Cling to Dust
Every black deck in Standard needs to run this, whether it’s to deal with recurrent threats like Skyclave Shade or decrease your graveyard size against rogues to turn off an early Into the Story or Drown in the Loch. Be careful when escaping this since you don’t want to exile Dance of the Manse targets.
Archon of Sun’s Grace
This lovely creature shuts down any aggressive deck and forces them to keep removal spells in the main. You have to respect the Archon and, let me tell you, resolving a Dance of the Manse with an Archon in play? Best feeling ever!
Aggressive decks require aggressive measures. Or just an extra wrath effect in the sideboard. If you aren’t facing enough aggro on the ladder, feel free to replace this with an extra Shark Typhoon or any of the other cards mentioned, really.
After numerous hours of testing, this is how I recommend handling your sideboard cards. Keep in mind that it isn’t sacred. If you only have six minutes to win the game, it’s okay to side in Archon of Sun’s Grace and Shark Typhoon as some extra early pressure.
Gruul Aggro Matchups
Life is the name of the game. You can’t afford to lose life points because of Treacherous Blessing, nor do you have enough time to play a huge Dance of the Manse. An additional Extinction Event plus the lifelink from Archon of Sun’s Grace should allow you to survive into the long game where you can take over.
This matchup proved to be the most challenging. Make sure to deal with Into the Story by Duress-ing it or simply countering it with Mystical Dispute. Use Cling to Dust to ensure that your graveyard doesn’t fill up and you should be fine.
Seeing how Doom Foretold runs few creatures beyond Yorion, you need to cut down on removal spells from the mainboard. Doom Foretold isn’t as effective as other matchups seeing how your opponent will also be running numerous enchantments.
In order to win the game, make sure to pressure them with Shark Typhoon, strip away key cards using Duress, or counter game-winning cards like Dance of the Manse with Dispute. Heliod’s Intervention stops Yorion from blinking many permanents by destroying them before he enters the field, while Cling to Dust can remove future Dance of the Manse targets all while providing you with card draw the key to winning control matchups.

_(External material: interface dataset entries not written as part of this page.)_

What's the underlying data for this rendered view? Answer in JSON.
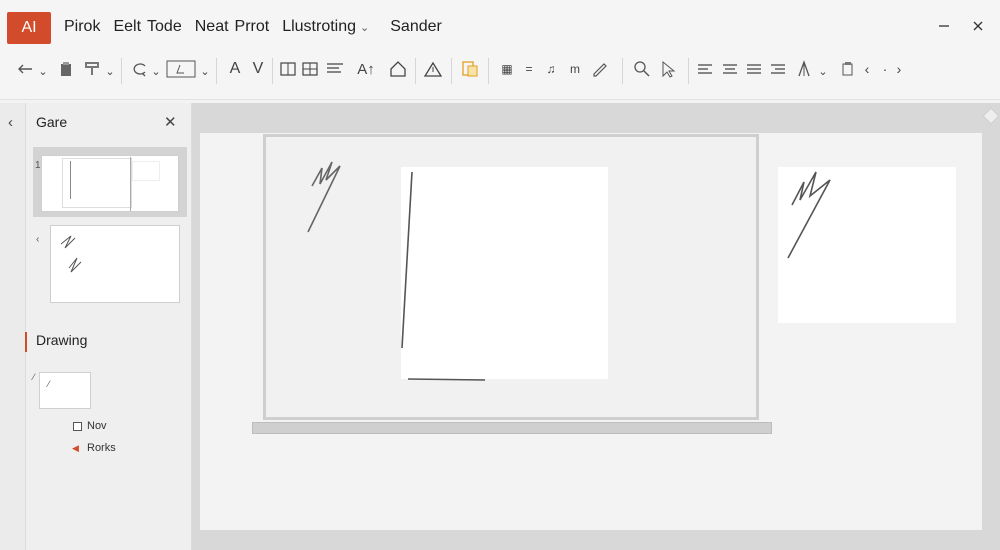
{
  "app": {
    "logo_text": "AI",
    "menu": [
      "Pirok",
      "Eelt",
      "Tode",
      "Neat",
      "Prrot",
      "Llustroting"
    ],
    "menu_extra": "Sander",
    "accent_color": "#d24b2b"
  },
  "window": {
    "minimize_icon": "minimize-icon",
    "close_icon": "close-icon"
  },
  "toolbar": {
    "text_tool_A": "A",
    "text_tool_V": "V",
    "text_size_label": "A↑",
    "icons": [
      "undo-icon",
      "paste-icon",
      "format-painter-icon",
      "lasso-icon",
      "select-rect-icon",
      "text-size-icon",
      "grid-icon",
      "table-icon",
      "home-shape-icon",
      "warning-icon",
      "highlight-icon",
      "list-icon",
      "pen-icon",
      "search-icon",
      "align-left-icon",
      "align-center-icon",
      "align-justify-icon",
      "align-right-icon",
      "shapes-icon",
      "more-icon"
    ]
  },
  "sidebar": {
    "title": "Gare",
    "section": "Drawing",
    "items": [
      {
        "label": "Nov",
        "type": "checkbox"
      },
      {
        "label": "Rorks",
        "type": "arrow"
      }
    ]
  }
}
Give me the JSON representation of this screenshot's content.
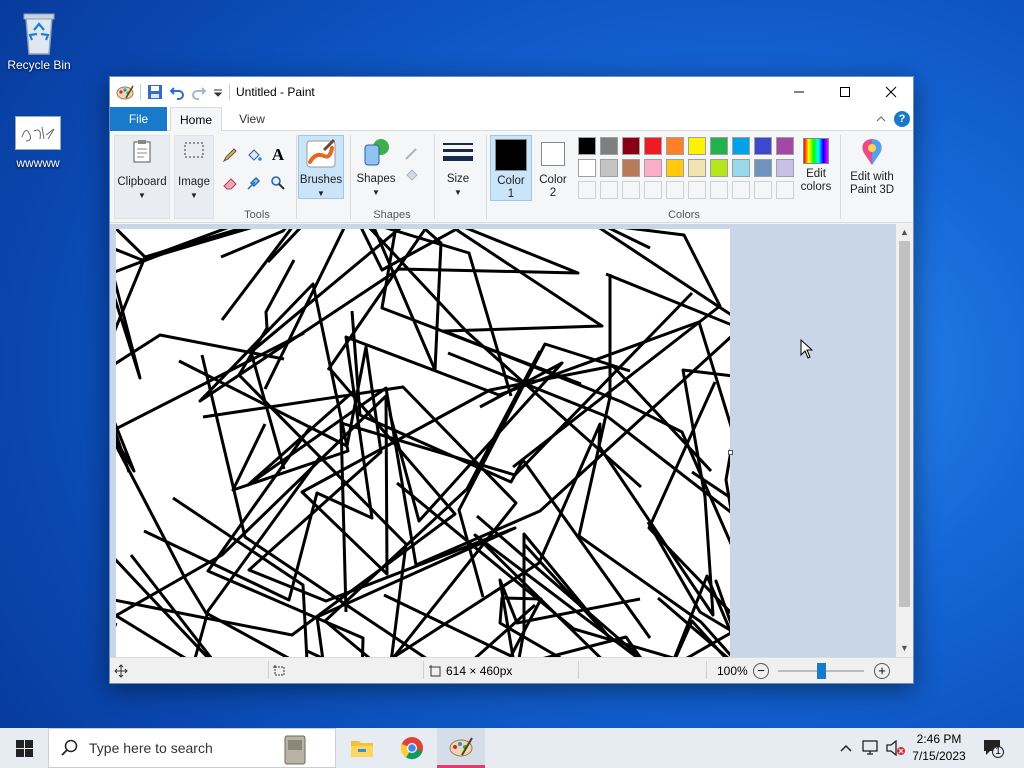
{
  "desktop": {
    "icons": [
      {
        "label": "Recycle Bin",
        "icon": "recycle-bin-icon"
      },
      {
        "label": "wwwww",
        "icon": "image-file-icon"
      }
    ]
  },
  "window": {
    "title": "Untitled - Paint",
    "controls": {
      "minimize": "minimize-icon",
      "maximize": "maximize-icon",
      "close": "close-icon"
    }
  },
  "ribbon": {
    "tabs": [
      "File",
      "Home",
      "View"
    ],
    "active_tab": "Home",
    "clipboard": {
      "label": "Clipboard"
    },
    "image": {
      "label": "Image"
    },
    "tools": {
      "group_label": "Tools",
      "items": [
        "pencil-icon",
        "fill-icon",
        "text-icon",
        "eraser-icon",
        "color-picker-icon",
        "magnifier-icon"
      ]
    },
    "brushes": {
      "label": "Brushes"
    },
    "shapes": {
      "label": "Shapes",
      "group_label": "Shapes"
    },
    "size": {
      "label": "Size"
    },
    "color1": {
      "label_line1": "Color",
      "label_line2": "1",
      "value": "#000000"
    },
    "color2": {
      "label_line1": "Color",
      "label_line2": "2",
      "value": "#ffffff"
    },
    "colors": {
      "group_label": "Colors",
      "row1": [
        "#000000",
        "#7f7f7f",
        "#880015",
        "#ed1c24",
        "#ff7f27",
        "#fff200",
        "#22b14c",
        "#00a2e8",
        "#3f48cc",
        "#a349a4"
      ],
      "row2": [
        "#ffffff",
        "#c3c3c3",
        "#b97a57",
        "#ffaec9",
        "#ffc90e",
        "#efe4b0",
        "#b5e61d",
        "#99d9ea",
        "#7092be",
        "#c8bfe7"
      ]
    },
    "edit_colors": {
      "label_line1": "Edit",
      "label_line2": "colors"
    },
    "paint3d": {
      "label_line1": "Edit with",
      "label_line2": "Paint 3D"
    }
  },
  "status": {
    "dimensions": "614 × 460px",
    "zoom": "100%"
  },
  "taskbar": {
    "search_placeholder": "Type here to search",
    "time": "2:46 PM",
    "date": "7/15/2023",
    "notification_count": "1"
  }
}
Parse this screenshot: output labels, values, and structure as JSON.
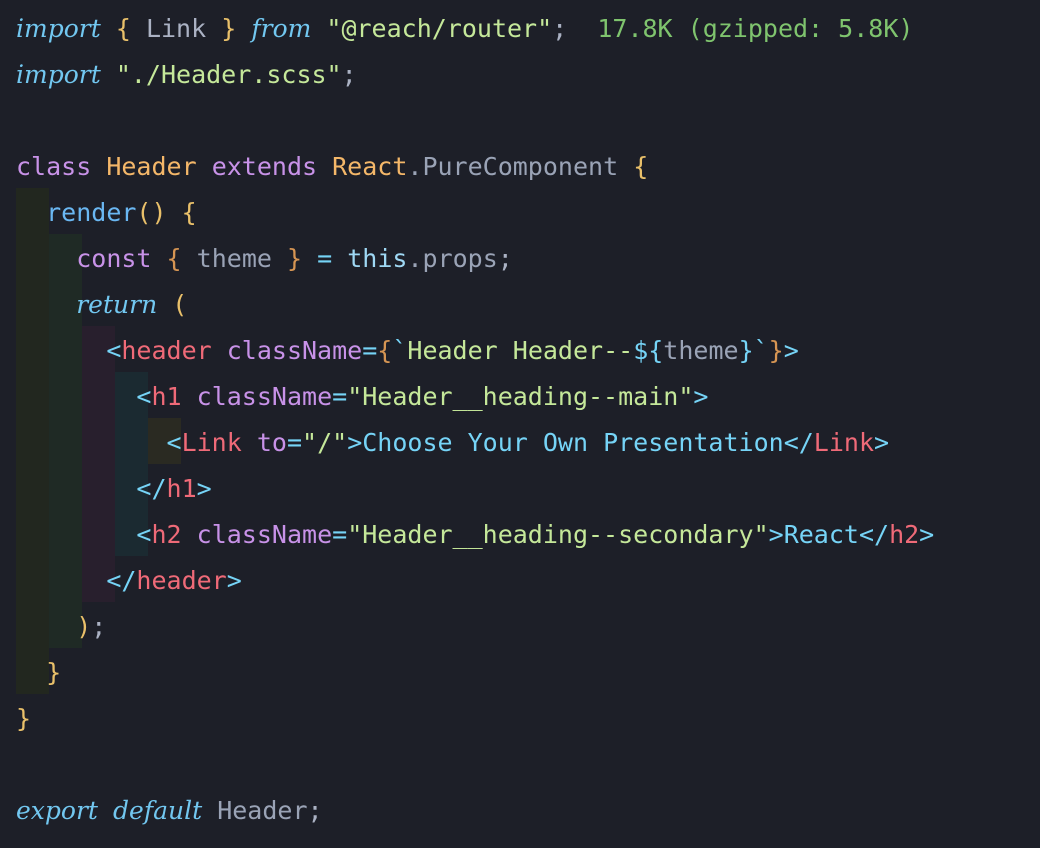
{
  "editor": {
    "theme_colors": {
      "background": "#1d1f28",
      "string": "#c5e89a",
      "keyword_italic": "#72c7f0",
      "jsx_tag": "#ef6a78",
      "jsx_attr": "#c892e8",
      "class_name": "#f4b769",
      "import_cost": "#7fc46e"
    },
    "import_cost": "17.8K (gzipped: 5.8K)",
    "tokens": {
      "import": "import",
      "from": "from",
      "link_name": "Link",
      "router_module": "\"@reach/router\"",
      "scss_module": "\"./Header.scss\"",
      "class_kw": "class",
      "header_cls": "Header",
      "extends_kw": "extends",
      "react_obj": "React",
      "pure_component": "PureComponent",
      "render_fn": "render",
      "const_kw": "const",
      "theme_var": "theme",
      "this_kw": "this",
      "props": "props",
      "return_kw": "return",
      "header_tag": "header",
      "class_name_attr": "className",
      "tpl_text": "Header Header--",
      "h1_tag": "h1",
      "h1_class": "\"Header__heading--main\"",
      "link_tag": "Link",
      "to_attr": "to",
      "to_value": "\"/\"",
      "link_text": "Choose Your Own Presentation",
      "h2_tag": "h2",
      "h2_class": "\"Header__heading--secondary\"",
      "h2_text": "React",
      "export_kw": "export",
      "default_kw": "default",
      "export_name": "Header"
    }
  }
}
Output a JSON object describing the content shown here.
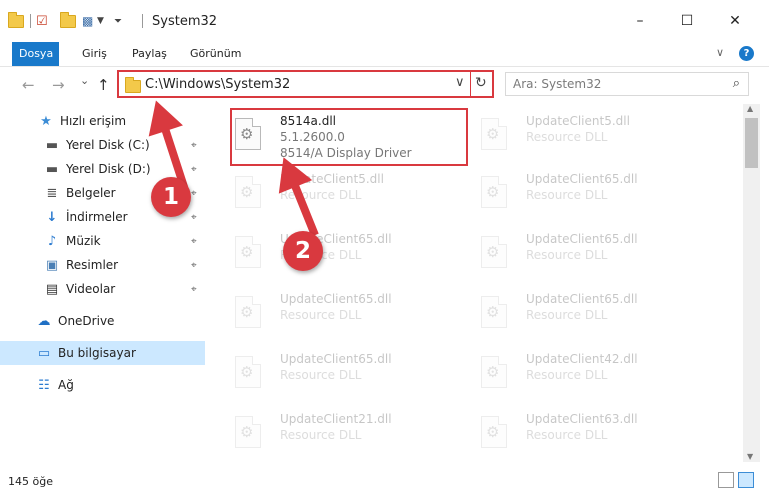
{
  "window": {
    "title": "System32",
    "minimize_icon": "–",
    "maximize_icon": "☐",
    "close_icon": "✕"
  },
  "ribbon": {
    "tabs": [
      {
        "label": "Dosya"
      },
      {
        "label": "Giriş"
      },
      {
        "label": "Paylaş"
      },
      {
        "label": "Görünüm"
      }
    ],
    "expand_icon": "∨",
    "help_icon": "?"
  },
  "nav": {
    "back_icon": "←",
    "forward_icon": "→",
    "recent_icon": "⌄",
    "up_icon": "↑"
  },
  "address": {
    "path": "C:\\Windows\\System32",
    "dropdown_icon": "∨",
    "refresh_icon": "↻"
  },
  "search": {
    "placeholder": "Ara: System32",
    "icon": "⌕"
  },
  "sidebar": {
    "items": [
      {
        "label": "Hızlı erişim",
        "icon": "★",
        "pinned": false
      },
      {
        "label": "Yerel Disk (C:)",
        "icon": "▬",
        "pinned": true
      },
      {
        "label": "Yerel Disk (D:)",
        "icon": "▬",
        "pinned": true
      },
      {
        "label": "Belgeler",
        "icon": "≣",
        "pinned": true
      },
      {
        "label": "İndirmeler",
        "icon": "↓",
        "pinned": true
      },
      {
        "label": "Müzik",
        "icon": "♪",
        "pinned": true
      },
      {
        "label": "Resimler",
        "icon": "▣",
        "pinned": true
      },
      {
        "label": "Videolar",
        "icon": "▤",
        "pinned": true
      },
      {
        "label": "OneDrive",
        "icon": "☁",
        "pinned": false
      },
      {
        "label": "Bu bilgisayar",
        "icon": "▭",
        "pinned": false
      },
      {
        "label": "Ağ",
        "icon": "☷",
        "pinned": false
      }
    ],
    "pin_icon": "⌖"
  },
  "files": {
    "highlighted": {
      "name": "8514a.dll",
      "version": "5.1.2600.0",
      "description": "8514/A Display Driver"
    },
    "left_column": [
      {
        "name": "UpdateClient5.dll",
        "type": "Resource DLL"
      },
      {
        "name": "UpdateClient65.dll",
        "type": "Resource DLL"
      },
      {
        "name": "UpdateClient65.dll",
        "type": "Resource DLL"
      },
      {
        "name": "UpdateClient65.dll",
        "type": "Resource DLL"
      },
      {
        "name": "UpdateClient21.dll",
        "type": "Resource DLL"
      }
    ],
    "right_column": [
      {
        "name": "UpdateClient5.dll",
        "type": "Resource DLL"
      },
      {
        "name": "UpdateClient65.dll",
        "type": "Resource DLL"
      },
      {
        "name": "UpdateClient65.dll",
        "type": "Resource DLL"
      },
      {
        "name": "UpdateClient65.dll",
        "type": "Resource DLL"
      },
      {
        "name": "UpdateClient42.dll",
        "type": "Resource DLL"
      },
      {
        "name": "UpdateClient63.dll",
        "type": "Resource DLL"
      }
    ]
  },
  "status": {
    "item_count": "145 öğe"
  },
  "callouts": [
    {
      "number": "1"
    },
    {
      "number": "2"
    }
  ],
  "colors": {
    "accent": "#1979ca",
    "highlight_red": "#d9393f",
    "selection": "#cce8ff"
  }
}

Temur Ramp Matchups
Dispute and Duress stop Genesis Ultimatum, the key winning spell for Temur ramp, making them essential sideboard slots. With four copies of Bonecrusher Giant in Temur ramp, Skyclave Apparition seems to be less effective in those matchups. In addition, Eliminate can be awkward when your opponent has Terror of the Peaks in play.
Mono Green Food Matchups
You win this matchup by shutting down Trails of Crumbs using Doom Foretold or Heliod’s Intervention or by applying enough early pressure through the Archon. Extinction Event is also a perfect way to deal with recurring threats like Feasting Troll King.
I have to say, Esper Doom Foretold evolved quite a bit in the last couple of months. It went from a deck that simply played powerful cards to a powerful contender that can help you reach mythic any day.
My main tip is to know the meta so you know what to play around. You’re a control mage and in order to play control properly, you need to know the ins and outs of every other deck. Make sure to check out some of our other content, which will definitely help you get there. And if Arena is your thing, make sure you check out our tracker, Arena Tutor, which has our signature AI built right in.
If you have any questions, feel free to leave them in the comments down below. I’d be more than happy to help a fellow Esper mage! You can also pop on over to our Discord if you want a longer discussion.
Good luck, and see you on the ladder!
Emeria’s Call | Illustration by Matt Stewart